Uffizi, Indiana University Make Digital Copies of Sculptures
Time, acts of war and natural disasters can damage and destroy the world's artistic and cultural objects.
More than 1,000 years ago, fire destroyed the Library of Alexandria in Egypt. In 1755, an earthquake destroyed Ribeira Palace in Lisbon, Portugal, along with artwork inside.
In modern times, the Taliban used explosives to destroy the huge Bamiyan Buddhas in Afghanistan. And, even more recently, the Islamic State group purposely destroyed much of the ancient Syrian city of Palmyra..
Museums store evidence of culture and history as well as exhibit great works. A major goal of most museums is to ensure that important historical objects do not disappear forever.
The Uffizi Gallery in Florence, Italy, holds 1,250 ancient pieces of ancient Greek and Roman sculpture.
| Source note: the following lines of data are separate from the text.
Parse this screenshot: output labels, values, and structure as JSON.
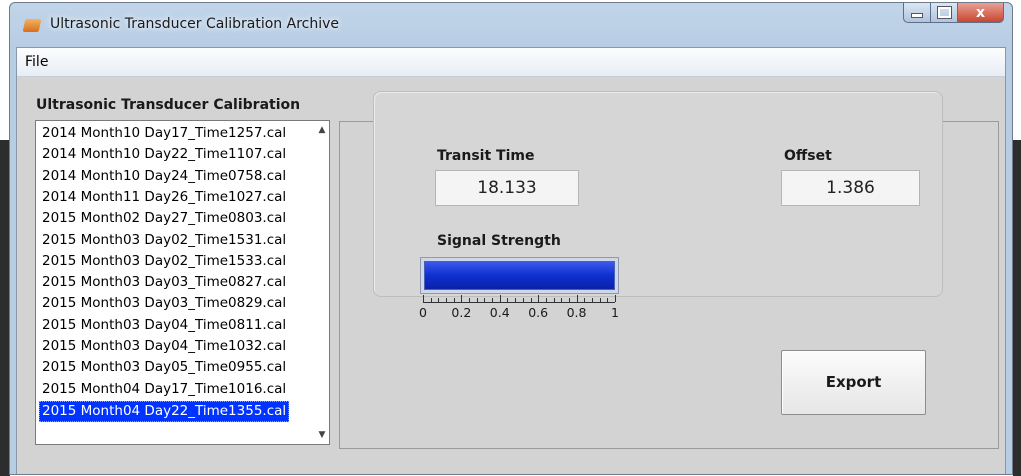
{
  "window": {
    "title": "Ultrasonic Transducer Calibration Archive",
    "icon": "app-icon",
    "buttons": {
      "minimize": "minimize",
      "maximize": "maximize",
      "close": "x"
    }
  },
  "menu": {
    "file": "File"
  },
  "calibration": {
    "section_title": "Ultrasonic Transducer Calibration",
    "files": [
      "2014 Month10 Day17_Time1257.cal",
      "2014 Month10 Day22_Time1107.cal",
      "2014 Month10 Day24_Time0758.cal",
      "2014 Month11 Day26_Time1027.cal",
      "2015 Month02 Day27_Time0803.cal",
      "2015 Month03 Day02_Time1531.cal",
      "2015 Month03 Day02_Time1533.cal",
      "2015 Month03 Day03_Time0827.cal",
      "2015 Month03 Day03_Time0829.cal",
      "2015 Month03 Day04_Time0811.cal",
      "2015 Month03 Day04_Time1032.cal",
      "2015 Month03 Day05_Time0955.cal",
      "2015 Month04 Day17_Time1016.cal",
      "2015 Month04 Day22_Time1355.cal"
    ],
    "selected_index": 13
  },
  "details": {
    "transit_time_label": "Transit Time",
    "transit_time_value": "18.133",
    "offset_label": "Offset",
    "offset_value": "1.386",
    "signal_strength_label": "Signal Strength",
    "signal_strength_level": 1.0,
    "signal_scale": [
      "0",
      "0.2",
      "0.4",
      "0.6",
      "0.8",
      "1"
    ]
  },
  "actions": {
    "export_label": "Export"
  },
  "colors": {
    "selection": "#0033ff",
    "gauge_fill": "#0f2fd0",
    "title_bar": "#c2d5e9",
    "close_button": "#c9462f"
  }
}
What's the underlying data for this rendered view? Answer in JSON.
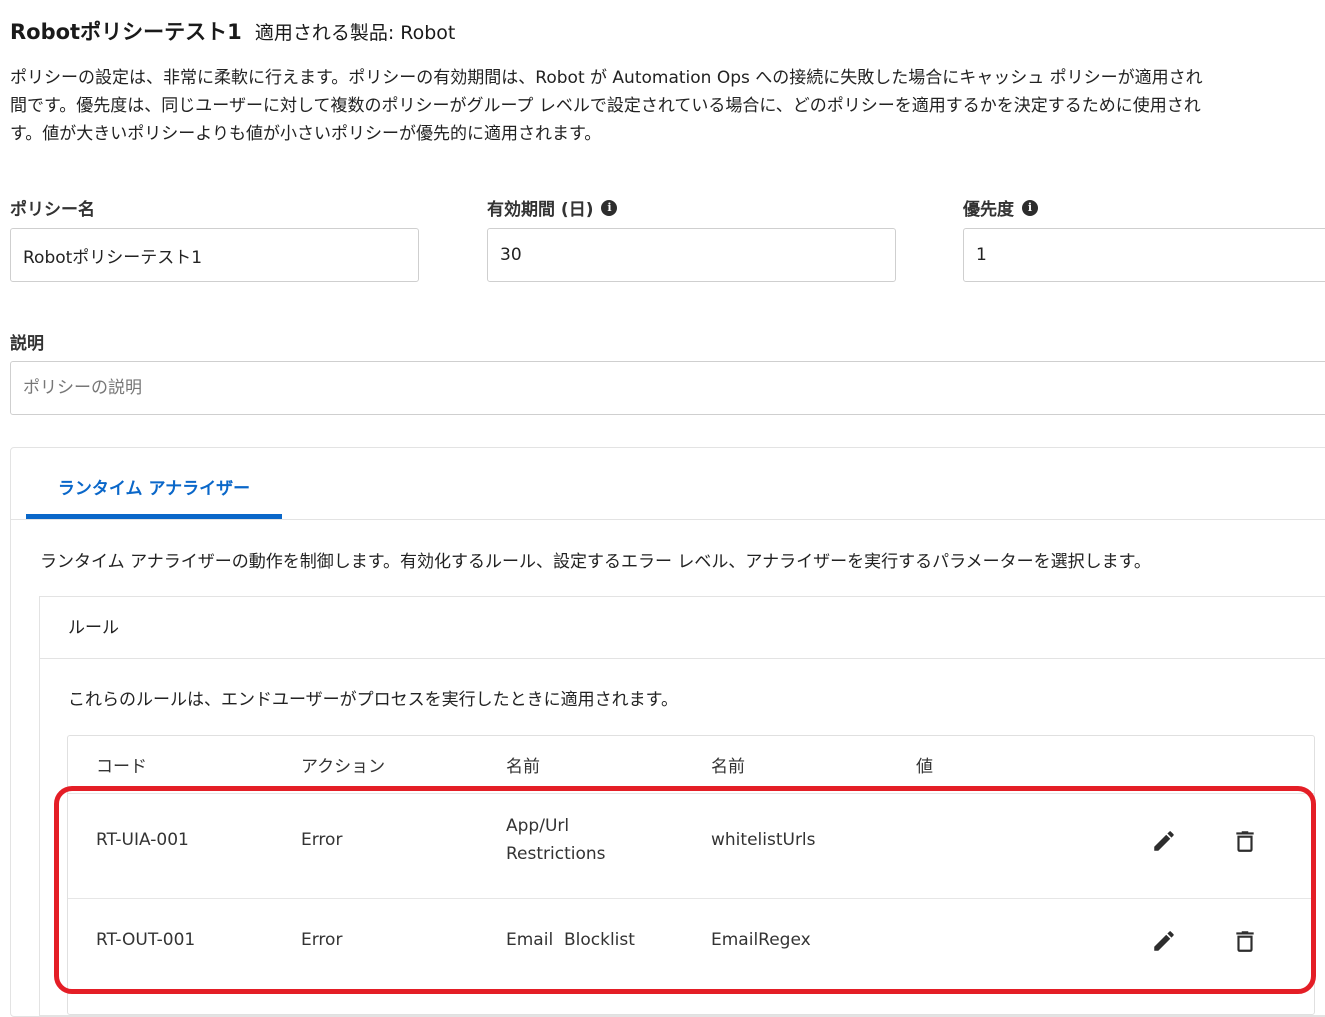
{
  "header": {
    "title": "Robotポリシーテスト1",
    "product_label": "適用される製品: Robot"
  },
  "description": "ポリシーの設定は、非常に柔軟に行えます。ポリシーの有効期間は、Robot が Automation Ops への接続に失敗した場合にキャッシュ ポリシーが適用され\n間です。優先度は、同じユーザーに対して複数のポリシーがグループ レベルで設定されている場合に、どのポリシーを適用するかを決定するために使用され\nす。値が大きいポリシーよりも値が小さいポリシーが優先的に適用されます。",
  "form": {
    "policy_name_label": "ポリシー名",
    "policy_name_value": "Robotポリシーテスト1",
    "validity_label": "有効期間 (日)",
    "validity_value": "30",
    "priority_label": "優先度",
    "priority_value": "1",
    "description_label": "説明",
    "description_placeholder": "ポリシーの説明",
    "info_icon": "info-icon"
  },
  "tabs": [
    {
      "label": "ランタイム アナライザー",
      "active": true
    }
  ],
  "tab_description": "ランタイム アナライザーの動作を制御します。有効化するルール、設定するエラー レベル、アナライザーを実行するパラメーターを選択します。",
  "rules": {
    "title": "ルール",
    "description": "これらのルールは、エンドユーザーがプロセスを実行したときに適用されます。",
    "columns": [
      "コード",
      "アクション",
      "名前",
      "名前",
      "値"
    ],
    "rows": [
      {
        "code": "RT-UIA-001",
        "action": "Error",
        "rule_name": "App/Url Restrictions",
        "param_name": "whitelistUrls",
        "value": ""
      },
      {
        "code": "RT-OUT-001",
        "action": "Error",
        "rule_name": "Email  Blocklist",
        "param_name": "EmailRegex",
        "value": ""
      }
    ]
  },
  "colors": {
    "accent": "#0a67c9",
    "highlight": "#e41e26"
  }
}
These objects have inspired artists, historians and anthropologists for many years. So the museum is working to create a complete and permanent record of the artworks.
Survival of shared heritage
The project is a joint effort between the museum and scientists from Indiana University in the United States. The team is using low-cost technology to create digital copies of Uffizi's ancient sculptures.
The process is called "photogrammetry." It stores the art in digital form. At one time, this process was slow and costly. But not anymore said IU professor Robert Frischer on Skype. He said photogrammetry is now less costly and much faster."
"Now we can gather the 3-D data on a life-size statue in the matter of a half hour and we can process the data ... in a matter of a half hour to a couple of hours."
The images permit the viewer to examine the sculpture from all sides. And when the viewer zooms in, the image becomes clearer.
The Uffizi hopes to have the collection completed and available on the Internet by 2020.
I'm Caty Weaver.